## EXERCISE DESCRIPTION:
All that is asked is a faithful reproduction of the entries.

┌─ INFORMATION SHOWN

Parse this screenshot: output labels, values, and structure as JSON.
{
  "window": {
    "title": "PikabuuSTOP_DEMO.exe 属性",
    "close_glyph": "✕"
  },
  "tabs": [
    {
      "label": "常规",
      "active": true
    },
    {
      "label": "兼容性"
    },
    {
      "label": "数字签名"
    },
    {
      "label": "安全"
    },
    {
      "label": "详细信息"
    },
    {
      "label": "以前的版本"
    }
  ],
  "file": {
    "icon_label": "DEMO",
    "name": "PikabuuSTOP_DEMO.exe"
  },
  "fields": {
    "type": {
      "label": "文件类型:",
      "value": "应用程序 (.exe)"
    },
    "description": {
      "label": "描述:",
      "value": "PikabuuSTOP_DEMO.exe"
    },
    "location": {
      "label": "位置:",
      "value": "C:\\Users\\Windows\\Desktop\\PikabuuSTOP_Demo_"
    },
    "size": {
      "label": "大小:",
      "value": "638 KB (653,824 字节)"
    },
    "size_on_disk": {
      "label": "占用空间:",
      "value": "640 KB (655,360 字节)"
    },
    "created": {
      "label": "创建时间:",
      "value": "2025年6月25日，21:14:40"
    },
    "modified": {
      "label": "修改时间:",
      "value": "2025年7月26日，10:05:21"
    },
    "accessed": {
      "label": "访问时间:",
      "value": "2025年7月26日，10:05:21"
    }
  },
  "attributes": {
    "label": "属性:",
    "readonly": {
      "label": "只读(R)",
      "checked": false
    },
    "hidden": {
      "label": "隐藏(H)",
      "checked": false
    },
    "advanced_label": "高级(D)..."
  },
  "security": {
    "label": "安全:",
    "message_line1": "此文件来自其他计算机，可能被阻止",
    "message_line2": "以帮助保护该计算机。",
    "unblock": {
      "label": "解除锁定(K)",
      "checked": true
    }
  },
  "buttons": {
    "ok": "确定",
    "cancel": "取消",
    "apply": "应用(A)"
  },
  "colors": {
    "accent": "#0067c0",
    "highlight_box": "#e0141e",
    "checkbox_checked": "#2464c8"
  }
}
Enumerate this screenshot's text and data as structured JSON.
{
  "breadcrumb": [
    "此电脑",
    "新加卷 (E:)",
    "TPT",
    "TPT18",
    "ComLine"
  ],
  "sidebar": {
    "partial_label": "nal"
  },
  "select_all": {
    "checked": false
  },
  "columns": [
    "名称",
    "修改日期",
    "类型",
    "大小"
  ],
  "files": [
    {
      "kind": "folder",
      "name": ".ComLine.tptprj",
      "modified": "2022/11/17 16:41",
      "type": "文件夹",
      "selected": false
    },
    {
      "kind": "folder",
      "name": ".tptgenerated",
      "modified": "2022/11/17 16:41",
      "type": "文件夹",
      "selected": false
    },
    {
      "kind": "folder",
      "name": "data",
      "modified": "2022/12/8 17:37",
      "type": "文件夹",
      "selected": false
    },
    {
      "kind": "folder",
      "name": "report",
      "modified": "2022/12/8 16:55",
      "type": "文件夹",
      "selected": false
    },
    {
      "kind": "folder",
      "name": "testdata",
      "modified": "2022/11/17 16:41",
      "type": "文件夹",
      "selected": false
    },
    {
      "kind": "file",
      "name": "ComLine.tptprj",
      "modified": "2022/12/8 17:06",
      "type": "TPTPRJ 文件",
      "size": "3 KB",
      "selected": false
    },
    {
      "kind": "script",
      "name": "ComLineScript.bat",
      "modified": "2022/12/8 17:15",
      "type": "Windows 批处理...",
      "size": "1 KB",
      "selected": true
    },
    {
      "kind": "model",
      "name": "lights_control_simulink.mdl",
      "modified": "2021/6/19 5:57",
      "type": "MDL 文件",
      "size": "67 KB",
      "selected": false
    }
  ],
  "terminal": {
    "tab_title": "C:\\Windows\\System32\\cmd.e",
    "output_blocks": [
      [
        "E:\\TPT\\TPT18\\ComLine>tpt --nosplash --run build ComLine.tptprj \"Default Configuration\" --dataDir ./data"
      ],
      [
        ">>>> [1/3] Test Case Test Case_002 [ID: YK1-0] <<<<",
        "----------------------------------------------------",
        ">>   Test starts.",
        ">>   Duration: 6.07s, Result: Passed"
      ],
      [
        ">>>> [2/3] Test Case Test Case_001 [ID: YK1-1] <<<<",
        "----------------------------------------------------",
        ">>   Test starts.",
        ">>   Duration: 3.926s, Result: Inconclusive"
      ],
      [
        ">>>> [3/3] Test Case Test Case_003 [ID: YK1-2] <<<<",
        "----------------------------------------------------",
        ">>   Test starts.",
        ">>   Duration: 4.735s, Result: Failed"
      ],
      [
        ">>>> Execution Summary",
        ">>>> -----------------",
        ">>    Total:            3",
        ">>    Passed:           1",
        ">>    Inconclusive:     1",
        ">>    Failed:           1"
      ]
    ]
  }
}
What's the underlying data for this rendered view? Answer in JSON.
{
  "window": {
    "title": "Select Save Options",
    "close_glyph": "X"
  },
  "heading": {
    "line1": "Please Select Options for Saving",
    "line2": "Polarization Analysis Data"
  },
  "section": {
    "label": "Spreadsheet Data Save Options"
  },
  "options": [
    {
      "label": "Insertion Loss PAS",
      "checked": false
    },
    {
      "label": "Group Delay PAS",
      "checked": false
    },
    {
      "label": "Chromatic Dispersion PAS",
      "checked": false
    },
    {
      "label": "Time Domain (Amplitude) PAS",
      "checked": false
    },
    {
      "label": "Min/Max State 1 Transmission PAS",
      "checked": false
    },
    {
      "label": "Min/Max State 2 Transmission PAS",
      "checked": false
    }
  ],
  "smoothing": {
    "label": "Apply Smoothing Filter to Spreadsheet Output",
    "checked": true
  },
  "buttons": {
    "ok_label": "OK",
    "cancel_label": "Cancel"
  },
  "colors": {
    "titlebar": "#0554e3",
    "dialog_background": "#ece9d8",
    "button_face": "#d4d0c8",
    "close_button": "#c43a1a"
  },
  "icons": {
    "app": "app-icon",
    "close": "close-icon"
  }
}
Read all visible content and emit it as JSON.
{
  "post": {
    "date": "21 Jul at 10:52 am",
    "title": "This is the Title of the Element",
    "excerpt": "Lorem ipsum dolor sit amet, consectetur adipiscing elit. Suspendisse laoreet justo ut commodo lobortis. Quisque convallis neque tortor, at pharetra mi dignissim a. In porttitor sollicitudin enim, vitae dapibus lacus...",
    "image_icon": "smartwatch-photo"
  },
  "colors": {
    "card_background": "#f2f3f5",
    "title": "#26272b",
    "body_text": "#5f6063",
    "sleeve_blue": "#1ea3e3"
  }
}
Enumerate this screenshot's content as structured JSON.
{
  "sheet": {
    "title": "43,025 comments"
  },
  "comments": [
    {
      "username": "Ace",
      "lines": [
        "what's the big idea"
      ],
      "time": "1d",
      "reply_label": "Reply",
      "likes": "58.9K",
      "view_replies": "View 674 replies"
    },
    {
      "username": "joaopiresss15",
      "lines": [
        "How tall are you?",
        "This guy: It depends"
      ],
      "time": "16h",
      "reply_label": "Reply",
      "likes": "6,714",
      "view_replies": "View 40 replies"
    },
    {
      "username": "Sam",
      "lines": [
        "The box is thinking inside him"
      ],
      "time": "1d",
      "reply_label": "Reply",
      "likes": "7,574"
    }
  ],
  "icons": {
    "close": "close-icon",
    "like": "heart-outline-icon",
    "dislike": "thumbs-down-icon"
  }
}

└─

## ANSWER SPACE:
Parse this screenshot: output labels, values, and structure as JSON.
{
  "window": {
    "title": "PikabuuSTOP_DEMO.exe 属性",
    "close_glyph": "✕"
  },
  "tabs": [
    {
      "label": "常规",
      "active": true
    },
    {
      "label": "兼容性"
    },
    {
      "label": "数字签名"
    },
    {
      "label": "安全"
    },
    {
      "label": "详细信息"
    },
    {
      "label": "以前的版本"
    }
  ],
  "file": {
    "icon_label": "DEMO",
    "name": "PikabuuSTOP_DEMO.exe"
  },
  "fields": {
    "type": {
      "label": "文件类型:",
      "value": "应用程序 (.exe)"
    },
    "description": {
      "label": "描述:",
      "value": "PikabuuSTOP_DEMO.exe"
    },
    "location": {
      "label": "位置:",
      "value": "C:\\Users\\Windows\\Desktop\\PikabuuSTOP_Demo_"
    },
    "size": {
      "label": "大小:",
      "value": "638 KB (653,824 字节)"
    },
    "size_on_disk": {
      "label": "占用空间:",
      "value": "640 KB (655,360 字节)"
    },
    "created": {
      "label": "创建时间:",
      "value": "2025年6月25日，21:14:40"
    },
    "modified": {
      "label": "修改时间:",
      "value": "2025年7月26日，10:05:21"
    },
    "accessed": {
      "label": "访问时间:",
      "value": "2025年7月26日，10:05:21"
    }
  },
  "attributes": {
    "label": "属性:",
    "readonly": {
      "label": "只读(R)",
      "checked": false
    },
    "hidden": {
      "label": "隐藏(H)",
      "checked": false
    },
    "advanced_label": "高级(D)..."
  },
  "security": {
    "label": "安全:",
    "message_line1": "此文件来自其他计算机，可能被阻止",
    "message_line2": "以帮助保护该计算机。",
    "unblock": {
      "label": "解除锁定(K)",
      "checked": true
    }
  },
  "buttons": {
    "ok": "确定",
    "cancel": "取消",
    "apply": "应用(A)"
  },
  "colors": {
    "accent": "#0067c0",
    "highlight_box": "#e0141e",
    "checkbox_checked": "#2464c8"
  }
}
Enumerate this screenshot's text and data as structured JSON.
{
  "breadcrumb": [
    "此电脑",
    "新加卷 (E:)",
    "TPT",
    "TPT18",
    "ComLine"
  ],
  "sidebar": {
    "partial_label": "nal"
  },
  "select_all": {
    "checked": false
  },
  "columns": [
    "名称",
    "修改日期",
    "类型",
    "大小"
  ],
  "files": [
    {
      "kind": "folder",
      "name": ".ComLine.tptprj",
      "modified": "2022/11/17 16:41",
      "type": "文件夹",
      "selected": false
    },
    {
      "kind": "folder",
      "name": ".tptgenerated",
      "modified": "2022/11/17 16:41",
      "type": "文件夹",
      "selected": false
    },
    {
      "kind": "folder",
      "name": "data",
      "modified": "2022/12/8 17:37",
      "type": "文件夹",
      "selected": false
    },
    {
      "kind": "folder",
      "name": "report",
      "modified": "2022/12/8 16:55",
      "type": "文件夹",
      "selected": false
    },
    {
      "kind": "folder",
      "name": "testdata",
      "modified": "2022/11/17 16:41",
      "type": "文件夹",
      "selected": false
    },
    {
      "kind": "file",
      "name": "ComLine.tptprj",
      "modified": "2022/12/8 17:06",
      "type": "TPTPRJ 文件",
      "size": "3 KB",
      "selected": false
    },
    {
      "kind": "script",
      "name": "ComLineScript.bat",
      "modified": "2022/12/8 17:15",
      "type": "Windows 批处理...",
      "size": "1 KB",
      "selected": true
    },
    {
      "kind": "model",
      "name": "lights_control_simulink.mdl",
      "modified": "2021/6/19 5:57",
      "type": "MDL 文件",
      "size": "67 KB",
      "selected": false
    }
  ],
  "terminal": {
    "tab_title": "C:\\Windows\\System32\\cmd.e",
    "output_blocks": [
      [
        "E:\\TPT\\TPT18\\ComLine>tpt --nosplash --run build ComLine.tptprj \"Default Configuration\" --dataDir ./data"
      ],
      [
        ">>>> [1/3] Test Case Test Case_002 [ID: YK1-0] <<<<",
        "----------------------------------------------------",
        ">>   Test starts.",
        ">>   Duration: 6.07s, Result: Passed"
      ],
      [
        ">>>> [2/3] Test Case Test Case_001 [ID: YK1-1] <<<<",
        "----------------------------------------------------",
        ">>   Test starts.",
        ">>   Duration: 3.926s, Result: Inconclusive"
      ],
      [
        ">>>> [3/3] Test Case Test Case_003 [ID: YK1-2] <<<<",
        "----------------------------------------------------",
        ">>   Test starts.",
        ">>   Duration: 4.735s, Result: Failed"
      ],
      [
        ">>>> Execution Summary",
        ">>>> -----------------",
        ">>    Total:            3",
        ">>    Passed:           1",
        ">>    Inconclusive:     1",
        ">>    Failed:           1"
      ]
    ]
  }
}
What's the underlying data for this rendered view? Answer in JSON.
{
  "window": {
    "title": "Select Save Options",
    "close_glyph": "X"
  },
  "heading": {
    "line1": "Please Select Options for Saving",
    "line2": "Polarization Analysis Data"
  },
  "section": {
    "label": "Spreadsheet Data Save Options"
  },
  "options": [
    {
      "label": "Insertion Loss PAS",
      "checked": false
    },
    {
      "label": "Group Delay PAS",
      "checked": false
    },
    {
      "label": "Chromatic Dispersion PAS",
      "checked": false
    },
    {
      "label": "Time Domain (Amplitude) PAS",
      "checked": false
    },
    {
      "label": "Min/Max State 1 Transmission PAS",
      "checked": false
    },
    {
      "label": "Min/Max State 2 Transmission PAS",
      "checked": false
    }
  ],
  "smoothing": {
    "label": "Apply Smoothing Filter to Spreadsheet Output",
    "checked": true
  },
  "buttons": {
    "ok_label": "OK",
    "cancel_label": "Cancel"
  },
  "colors": {
    "titlebar": "#0554e3",
    "dialog_background": "#ece9d8",
    "button_face": "#d4d0c8",
    "close_button": "#c43a1a"
  },
  "icons": {
    "app": "app-icon",
    "close": "close-icon"
  }
}
Read all visible content and emit it as JSON.
{
  "post": {
    "date": "21 Jul at 10:52 am",
    "title": "This is the Title of the Element",
    "excerpt": "Lorem ipsum dolor sit amet, consectetur adipiscing elit. Suspendisse laoreet justo ut commodo lobortis. Quisque convallis neque tortor, at pharetra mi dignissim a. In porttitor sollicitudin enim, vitae dapibus lacus...",
    "image_icon": "smartwatch-photo"
  },
  "colors": {
    "card_background": "#f2f3f5",
    "title": "#26272b",
    "body_text": "#5f6063",
    "sleeve_blue": "#1ea3e3"
  }
}
Enumerate this screenshot's content as structured JSON.
{
  "sheet": {
    "title": "43,025 comments"
  },
  "comments": [
    {
      "username": "Ace",
      "lines": [
        "what's the big idea"
      ],
      "time": "1d",
      "reply_label": "Reply",
      "likes": "58.9K",
      "view_replies": "View 674 replies"
    },
    {
      "username": "joaopiresss15",
      "lines": [
        "How tall are you?",
        "This guy: It depends"
      ],
      "time": "16h",
      "reply_label": "Reply",
      "likes": "6,714",
      "view_replies": "View 40 replies"
    },
    {
      "username": "Sam",
      "lines": [
        "The box is thinking inside him"
      ],
      "time": "1d",
      "reply_label": "Reply",
      "likes": "7,574"
    }
  ],
  "icons": {
    "close": "close-icon",
    "like": "heart-outline-icon",
    "dislike": "thumbs-down-icon"
  }
}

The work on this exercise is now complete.